COLUMBIA, Mo. – The whereabouts of Malaysian Airlines Flight 370 continues to elude recovery crews and the public. The flight disappeared from radar less than an hour after takeoff. Rescue and recovery efforts have centered on locating the “ping” from the flight data recorder. However, the beacon was limited by the short lifetime of its lithium ion battery. Now, Patrick Pinhero, a chemical engineering expert at the University of Missouri, suggests that betavoltaics, a 60-year-old battery technology, can help extend the life of “black box” batteries, which could aid in research and recovery efforts.
“The current battery that powers the underwater locator beacon is a lithium ion battery that can operate for 30 to 40 days,” said Pinhero, professor of chemical engineering in the College of Engineering at MU. “However, battery technology exists that provides enough energy to power the beacon much longer. Betavoltaic batteries could power the beacon much longer leading to an increased chance of locating the downed aircraft.”
As seen in the recovery efforts with Flight 370, lithium ion batteries have a finite life once activated, Pinhero said. The actual operating lifetimes can vary depending on last scheduled replacement date (lithium ion batteries are normally replaced once a year). In many cases, larger lithium batteries can fail leading to overheating and fires.
“In terms of performance, a betavoltaic battery can run for years without replacement and never needs to be recharged. It is unaffected by temperature and will not heat up even if shorted,” Pinhero said.
While implementation of betavoltaic batteries could take time, Pinhero suggests that an alternative could be devised where the betavoltaic battery becomes a charger for the current lithium ion batteries. This would serve to extend the lifetime of the chemical battery already in use and would allow for a transition to the longer-lasting energy source.
Considering that searches for missing aircraft can last years, it is time for a significant upgrade to the underwater locator beacon’s power source, Pinhero said.

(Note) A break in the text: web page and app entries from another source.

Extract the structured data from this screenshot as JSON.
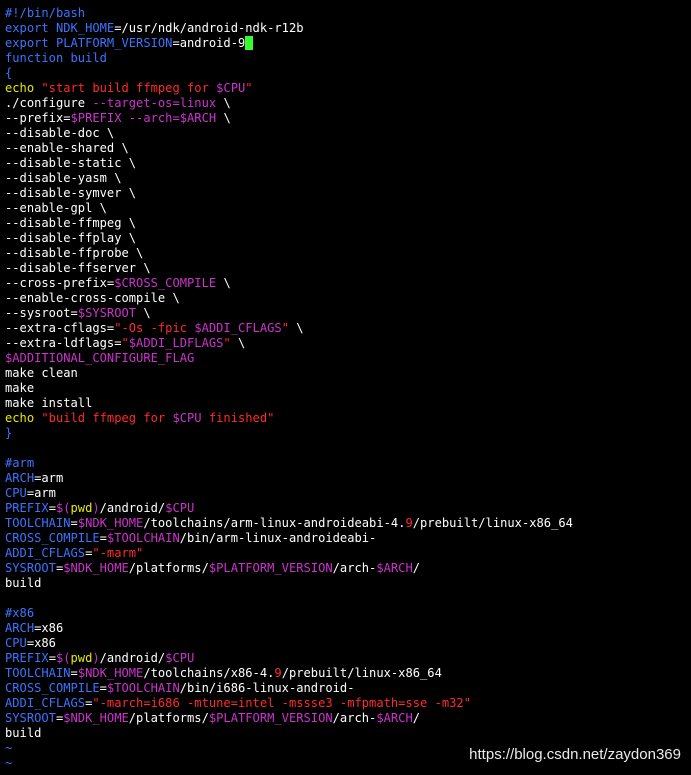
{
  "colors": {
    "background": "#000000",
    "default_text": "#ffffff",
    "keyword_blue": "#3b74ff",
    "builtin_yellow": "#e8e800",
    "string_red": "#ff2a2a",
    "variable_magenta": "#cc33cc",
    "cursor_green": "#33ff33"
  },
  "editor": {
    "lines": [
      [
        {
          "t": "#!/bin/bash",
          "c": "blue"
        }
      ],
      [
        {
          "t": "export ",
          "c": "blue"
        },
        {
          "t": "NDK_HOME",
          "c": "blue"
        },
        {
          "t": "=/usr/ndk/android-ndk-r12b",
          "c": "white"
        }
      ],
      [
        {
          "t": "export ",
          "c": "blue"
        },
        {
          "t": "PLATFORM_VERSION",
          "c": "blue"
        },
        {
          "t": "=android-9",
          "c": "white"
        },
        {
          "t": " ",
          "c": "cursor"
        }
      ],
      [
        {
          "t": "function build",
          "c": "blue"
        }
      ],
      [
        {
          "t": "{",
          "c": "blue"
        }
      ],
      [
        {
          "t": "echo ",
          "c": "yellow"
        },
        {
          "t": "\"start build ffmpeg for ",
          "c": "red"
        },
        {
          "t": "$CPU",
          "c": "magenta"
        },
        {
          "t": "\"",
          "c": "red"
        }
      ],
      [
        {
          "t": "./configure ",
          "c": "white"
        },
        {
          "t": "--target-os=linux ",
          "c": "magenta"
        },
        {
          "t": "\\",
          "c": "white"
        }
      ],
      [
        {
          "t": "--prefix=",
          "c": "white"
        },
        {
          "t": "$PREFIX ",
          "c": "magenta"
        },
        {
          "t": "--arch=",
          "c": "magenta"
        },
        {
          "t": "$ARCH ",
          "c": "magenta"
        },
        {
          "t": "\\",
          "c": "white"
        }
      ],
      [
        {
          "t": "--disable-doc \\",
          "c": "white"
        }
      ],
      [
        {
          "t": "--enable-shared \\",
          "c": "white"
        }
      ],
      [
        {
          "t": "--disable-static \\",
          "c": "white"
        }
      ],
      [
        {
          "t": "--disable-yasm \\",
          "c": "white"
        }
      ],
      [
        {
          "t": "--disable-symver \\",
          "c": "white"
        }
      ],
      [
        {
          "t": "--enable-gpl \\",
          "c": "white"
        }
      ],
      [
        {
          "t": "--disable-ffmpeg \\",
          "c": "white"
        }
      ],
      [
        {
          "t": "--disable-ffplay \\",
          "c": "white"
        }
      ],
      [
        {
          "t": "--disable-ffprobe \\",
          "c": "white"
        }
      ],
      [
        {
          "t": "--disable-ffserver \\",
          "c": "white"
        }
      ],
      [
        {
          "t": "--cross-prefix=",
          "c": "white"
        },
        {
          "t": "$CROSS_COMPILE ",
          "c": "magenta"
        },
        {
          "t": "\\",
          "c": "white"
        }
      ],
      [
        {
          "t": "--enable-cross-compile \\",
          "c": "white"
        }
      ],
      [
        {
          "t": "--sysroot=",
          "c": "white"
        },
        {
          "t": "$SYSROOT ",
          "c": "magenta"
        },
        {
          "t": "\\",
          "c": "white"
        }
      ],
      [
        {
          "t": "--extra-cflags=",
          "c": "white"
        },
        {
          "t": "\"-Os -fpic ",
          "c": "red"
        },
        {
          "t": "$ADDI_CFLAGS",
          "c": "magenta"
        },
        {
          "t": "\" ",
          "c": "red"
        },
        {
          "t": "\\",
          "c": "white"
        }
      ],
      [
        {
          "t": "--extra-ldflags=",
          "c": "white"
        },
        {
          "t": "\"",
          "c": "red"
        },
        {
          "t": "$ADDI_LDFLAGS",
          "c": "magenta"
        },
        {
          "t": "\" ",
          "c": "red"
        },
        {
          "t": "\\",
          "c": "white"
        }
      ],
      [
        {
          "t": "$ADDITIONAL_CONFIGURE_FLAG",
          "c": "magenta"
        }
      ],
      [
        {
          "t": "make clean",
          "c": "white"
        }
      ],
      [
        {
          "t": "make",
          "c": "white"
        }
      ],
      [
        {
          "t": "make install",
          "c": "white"
        }
      ],
      [
        {
          "t": "echo ",
          "c": "yellow"
        },
        {
          "t": "\"build ffmpeg for ",
          "c": "red"
        },
        {
          "t": "$CPU",
          "c": "magenta"
        },
        {
          "t": " finished\"",
          "c": "red"
        }
      ],
      [
        {
          "t": "}",
          "c": "blue"
        }
      ],
      [],
      [
        {
          "t": "#arm",
          "c": "blue"
        }
      ],
      [
        {
          "t": "ARCH",
          "c": "blue"
        },
        {
          "t": "=arm",
          "c": "white"
        }
      ],
      [
        {
          "t": "CPU",
          "c": "blue"
        },
        {
          "t": "=arm",
          "c": "white"
        }
      ],
      [
        {
          "t": "PREFIX",
          "c": "blue"
        },
        {
          "t": "=",
          "c": "white"
        },
        {
          "t": "$(",
          "c": "magenta"
        },
        {
          "t": "pwd",
          "c": "yellow"
        },
        {
          "t": ")",
          "c": "magenta"
        },
        {
          "t": "/android/",
          "c": "white"
        },
        {
          "t": "$CPU",
          "c": "magenta"
        }
      ],
      [
        {
          "t": "TOOLCHAIN",
          "c": "blue"
        },
        {
          "t": "=",
          "c": "white"
        },
        {
          "t": "$NDK_HOME",
          "c": "magenta"
        },
        {
          "t": "/toolchains/arm-linux-androideabi-4.",
          "c": "white"
        },
        {
          "t": "9",
          "c": "red"
        },
        {
          "t": "/prebuilt/linux-x86_64",
          "c": "white"
        }
      ],
      [
        {
          "t": "CROSS_COMPILE",
          "c": "blue"
        },
        {
          "t": "=",
          "c": "white"
        },
        {
          "t": "$TOOLCHAIN",
          "c": "magenta"
        },
        {
          "t": "/bin/arm-linux-androideabi-",
          "c": "white"
        }
      ],
      [
        {
          "t": "ADDI_CFLAGS",
          "c": "blue"
        },
        {
          "t": "=",
          "c": "white"
        },
        {
          "t": "\"-marm\"",
          "c": "red"
        }
      ],
      [
        {
          "t": "SYSROOT",
          "c": "blue"
        },
        {
          "t": "=",
          "c": "white"
        },
        {
          "t": "$NDK_HOME",
          "c": "magenta"
        },
        {
          "t": "/platforms/",
          "c": "white"
        },
        {
          "t": "$PLATFORM_VERSION",
          "c": "magenta"
        },
        {
          "t": "/arch-",
          "c": "white"
        },
        {
          "t": "$ARCH",
          "c": "magenta"
        },
        {
          "t": "/",
          "c": "white"
        }
      ],
      [
        {
          "t": "build",
          "c": "white"
        }
      ],
      [],
      [
        {
          "t": "#x86",
          "c": "blue"
        }
      ],
      [
        {
          "t": "ARCH",
          "c": "blue"
        },
        {
          "t": "=x86",
          "c": "white"
        }
      ],
      [
        {
          "t": "CPU",
          "c": "blue"
        },
        {
          "t": "=x86",
          "c": "white"
        }
      ],
      [
        {
          "t": "PREFIX",
          "c": "blue"
        },
        {
          "t": "=",
          "c": "white"
        },
        {
          "t": "$(",
          "c": "magenta"
        },
        {
          "t": "pwd",
          "c": "yellow"
        },
        {
          "t": ")",
          "c": "magenta"
        },
        {
          "t": "/android/",
          "c": "white"
        },
        {
          "t": "$CPU",
          "c": "magenta"
        }
      ],
      [
        {
          "t": "TOOLCHAIN",
          "c": "blue"
        },
        {
          "t": "=",
          "c": "white"
        },
        {
          "t": "$NDK_HOME",
          "c": "magenta"
        },
        {
          "t": "/toolchains/x86-4.",
          "c": "white"
        },
        {
          "t": "9",
          "c": "red"
        },
        {
          "t": "/prebuilt/linux-x86_64",
          "c": "white"
        }
      ],
      [
        {
          "t": "CROSS_COMPILE",
          "c": "blue"
        },
        {
          "t": "=",
          "c": "white"
        },
        {
          "t": "$TOOLCHAIN",
          "c": "magenta"
        },
        {
          "t": "/bin/i686-linux-android-",
          "c": "white"
        }
      ],
      [
        {
          "t": "ADDI_CFLAGS",
          "c": "blue"
        },
        {
          "t": "=",
          "c": "white"
        },
        {
          "t": "\"-march=i686 -mtune=intel -mssse3 -mfpmath=sse -m32\"",
          "c": "red"
        }
      ],
      [
        {
          "t": "SYSROOT",
          "c": "blue"
        },
        {
          "t": "=",
          "c": "white"
        },
        {
          "t": "$NDK_HOME",
          "c": "magenta"
        },
        {
          "t": "/platforms/",
          "c": "white"
        },
        {
          "t": "$PLATFORM_VERSION",
          "c": "magenta"
        },
        {
          "t": "/arch-",
          "c": "white"
        },
        {
          "t": "$ARCH",
          "c": "magenta"
        },
        {
          "t": "/",
          "c": "white"
        }
      ],
      [
        {
          "t": "build",
          "c": "white"
        }
      ],
      [
        {
          "t": "~",
          "c": "blue"
        }
      ],
      [
        {
          "t": "~",
          "c": "blue"
        }
      ]
    ]
  },
  "watermark": {
    "text": "https://blog.csdn.net/zaydon369"
  }
}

Patrick Pinhero is a professor in the Department of Chemical Engineering and the Nuclear Engineering Program at the University of Missouri. His research is focused on developing novel energy solutions through smart materials design and fabrication. His collaborator in betavoltaics development is Alan Wertsching, a scientist formerly with the Idaho National Laboratory.